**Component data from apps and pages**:
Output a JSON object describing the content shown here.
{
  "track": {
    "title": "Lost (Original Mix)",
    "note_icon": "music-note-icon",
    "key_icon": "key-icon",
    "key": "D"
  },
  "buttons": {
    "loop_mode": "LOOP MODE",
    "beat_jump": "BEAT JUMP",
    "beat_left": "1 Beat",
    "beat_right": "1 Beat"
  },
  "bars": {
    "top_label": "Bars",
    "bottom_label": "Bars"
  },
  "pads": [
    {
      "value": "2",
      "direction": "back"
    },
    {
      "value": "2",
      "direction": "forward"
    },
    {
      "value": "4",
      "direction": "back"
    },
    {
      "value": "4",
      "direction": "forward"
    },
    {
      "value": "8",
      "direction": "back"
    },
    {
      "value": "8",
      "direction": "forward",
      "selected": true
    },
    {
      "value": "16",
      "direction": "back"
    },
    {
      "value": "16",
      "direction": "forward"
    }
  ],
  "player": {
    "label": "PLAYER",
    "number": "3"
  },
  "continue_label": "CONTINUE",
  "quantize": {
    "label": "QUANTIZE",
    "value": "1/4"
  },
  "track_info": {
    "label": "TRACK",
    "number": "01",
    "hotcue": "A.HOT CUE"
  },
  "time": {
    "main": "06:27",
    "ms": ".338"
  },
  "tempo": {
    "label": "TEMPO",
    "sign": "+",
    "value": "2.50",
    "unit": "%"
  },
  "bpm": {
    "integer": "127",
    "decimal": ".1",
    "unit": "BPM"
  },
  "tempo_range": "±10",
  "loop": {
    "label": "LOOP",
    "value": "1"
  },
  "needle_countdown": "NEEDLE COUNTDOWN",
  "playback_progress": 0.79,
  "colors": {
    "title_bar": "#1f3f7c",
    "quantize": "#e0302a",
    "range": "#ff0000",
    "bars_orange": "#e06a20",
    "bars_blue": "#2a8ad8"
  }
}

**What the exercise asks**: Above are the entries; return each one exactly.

**Answer below**:
Output a JSON object describing the content shown here.
{
  "track": {
    "title": "Lost (Original Mix)",
    "note_icon": "music-note-icon",
    "key_icon": "key-icon",
    "key": "D"
  },
  "buttons": {
    "loop_mode": "LOOP MODE",
    "beat_jump": "BEAT JUMP",
    "beat_left": "1 Beat",
    "beat_right": "1 Beat"
  },
  "bars": {
    "top_label": "Bars",
    "bottom_label": "Bars"
  },
  "pads": [
    {
      "value": "2",
      "direction": "back"
    },
    {
      "value": "2",
      "direction": "forward"
    },
    {
      "value": "4",
      "direction": "back"
    },
    {
      "value": "4",
      "direction": "forward"
    },
    {
      "value": "8",
      "direction": "back"
    },
    {
      "value": "8",
      "direction": "forward",
      "selected": true
    },
    {
      "value": "16",
      "direction": "back"
    },
    {
      "value": "16",
      "direction": "forward"
    }
  ],
  "player": {
    "label": "PLAYER",
    "number": "3"
  },
  "continue_label": "CONTINUE",
  "quantize": {
    "label": "QUANTIZE",
    "value": "1/4"
  },
  "track_info": {
    "label": "TRACK",
    "number": "01",
    "hotcue": "A.HOT CUE"
  },
  "time": {
    "main": "06:27",
    "ms": ".338"
  },
  "tempo": {
    "label": "TEMPO",
    "sign": "+",
    "value": "2.50",
    "unit": "%"
  },
  "bpm": {
    "integer": "127",
    "decimal": ".1",
    "unit": "BPM"
  },
  "tempo_range": "±10",
  "loop": {
    "label": "LOOP",
    "value": "1"
  },
  "needle_countdown": "NEEDLE COUNTDOWN",
  "playback_progress": 0.79,
  "colors": {
    "title_bar": "#1f3f7c",
    "quantize": "#e0302a",
    "range": "#ff0000",
    "bars_orange": "#e06a20",
    "bars_blue": "#2a8ad8"
  }
}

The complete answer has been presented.